:: Excerpted data ::

BEGIN

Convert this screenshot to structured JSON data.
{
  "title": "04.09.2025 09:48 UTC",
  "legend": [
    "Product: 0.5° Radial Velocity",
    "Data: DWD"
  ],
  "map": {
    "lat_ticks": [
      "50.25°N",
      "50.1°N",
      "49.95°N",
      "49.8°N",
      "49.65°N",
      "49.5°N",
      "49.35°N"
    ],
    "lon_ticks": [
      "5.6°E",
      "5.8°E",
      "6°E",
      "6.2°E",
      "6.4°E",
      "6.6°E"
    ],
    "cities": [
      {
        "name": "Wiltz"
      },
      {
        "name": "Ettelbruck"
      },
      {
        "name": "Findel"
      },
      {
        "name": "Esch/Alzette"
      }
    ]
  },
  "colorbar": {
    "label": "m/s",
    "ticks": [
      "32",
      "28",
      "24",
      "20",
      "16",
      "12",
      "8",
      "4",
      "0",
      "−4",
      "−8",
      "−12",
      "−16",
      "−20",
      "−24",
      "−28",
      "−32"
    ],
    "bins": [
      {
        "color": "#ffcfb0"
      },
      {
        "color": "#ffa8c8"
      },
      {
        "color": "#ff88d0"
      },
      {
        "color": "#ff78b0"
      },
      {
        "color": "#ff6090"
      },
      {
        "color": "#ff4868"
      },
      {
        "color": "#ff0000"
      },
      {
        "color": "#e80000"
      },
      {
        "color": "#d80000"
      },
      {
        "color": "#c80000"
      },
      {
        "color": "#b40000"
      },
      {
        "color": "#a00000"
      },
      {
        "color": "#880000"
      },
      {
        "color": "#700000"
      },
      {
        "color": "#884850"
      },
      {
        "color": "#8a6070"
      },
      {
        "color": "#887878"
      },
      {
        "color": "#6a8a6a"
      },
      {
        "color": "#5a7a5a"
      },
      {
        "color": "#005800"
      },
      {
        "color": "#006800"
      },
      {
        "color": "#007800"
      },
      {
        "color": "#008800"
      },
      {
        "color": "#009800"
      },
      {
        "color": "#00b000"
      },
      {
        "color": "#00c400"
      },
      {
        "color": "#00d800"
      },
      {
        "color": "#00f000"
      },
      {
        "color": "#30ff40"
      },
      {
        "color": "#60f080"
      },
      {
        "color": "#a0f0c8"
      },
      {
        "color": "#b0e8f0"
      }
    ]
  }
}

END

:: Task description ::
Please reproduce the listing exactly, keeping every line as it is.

:: Reply to the exercise ::
Convert this screenshot to structured JSON data.
{
  "title": "04.09.2025 09:48 UTC",
  "legend": [
    "Product: 0.5° Radial Velocity",
    "Data: DWD"
  ],
  "map": {
    "lat_ticks": [
      "50.25°N",
      "50.1°N",
      "49.95°N",
      "49.8°N",
      "49.65°N",
      "49.5°N",
      "49.35°N"
    ],
    "lon_ticks": [
      "5.6°E",
      "5.8°E",
      "6°E",
      "6.2°E",
      "6.4°E",
      "6.6°E"
    ],
    "cities": [
      {
        "name": "Wiltz"
      },
      {
        "name": "Ettelbruck"
      },
      {
        "name": "Findel"
      },
      {
        "name": "Esch/Alzette"
      }
    ]
  },
  "colorbar": {
    "label": "m/s",
    "ticks": [
      "32",
      "28",
      "24",
      "20",
      "16",
      "12",
      "8",
      "4",
      "0",
      "−4",
      "−8",
      "−12",
      "−16",
      "−20",
      "−24",
      "−28",
      "−32"
    ],
    "bins": [
      {
        "color": "#ffcfb0"
      },
      {
        "color": "#ffa8c8"
      },
      {
        "color": "#ff88d0"
      },
      {
        "color": "#ff78b0"
      },
      {
        "color": "#ff6090"
      },
      {
        "color": "#ff4868"
      },
      {
        "color": "#ff0000"
      },
      {
        "color": "#e80000"
      },
      {
        "color": "#d80000"
      },
      {
        "color": "#c80000"
      },
      {
        "color": "#b40000"
      },
      {
        "color": "#a00000"
      },
      {
        "color": "#880000"
      },
      {
        "color": "#700000"
      },
      {
        "color": "#884850"
      },
      {
        "color": "#8a6070"
      },
      {
        "color": "#887878"
      },
      {
        "color": "#6a8a6a"
      },
      {
        "color": "#5a7a5a"
      },
      {
        "color": "#005800"
      },
      {
        "color": "#006800"
      },
      {
        "color": "#007800"
      },
      {
        "color": "#008800"
      },
      {
        "color": "#009800"
      },
      {
        "color": "#00b000"
      },
      {
        "color": "#00c400"
      },
      {
        "color": "#00d800"
      },
      {
        "color": "#00f000"
      },
      {
        "color": "#30ff40"
      },
      {
        "color": "#60f080"
      },
      {
        "color": "#a0f0c8"
      },
      {
        "color": "#b0e8f0"
      }
    ]
  }
}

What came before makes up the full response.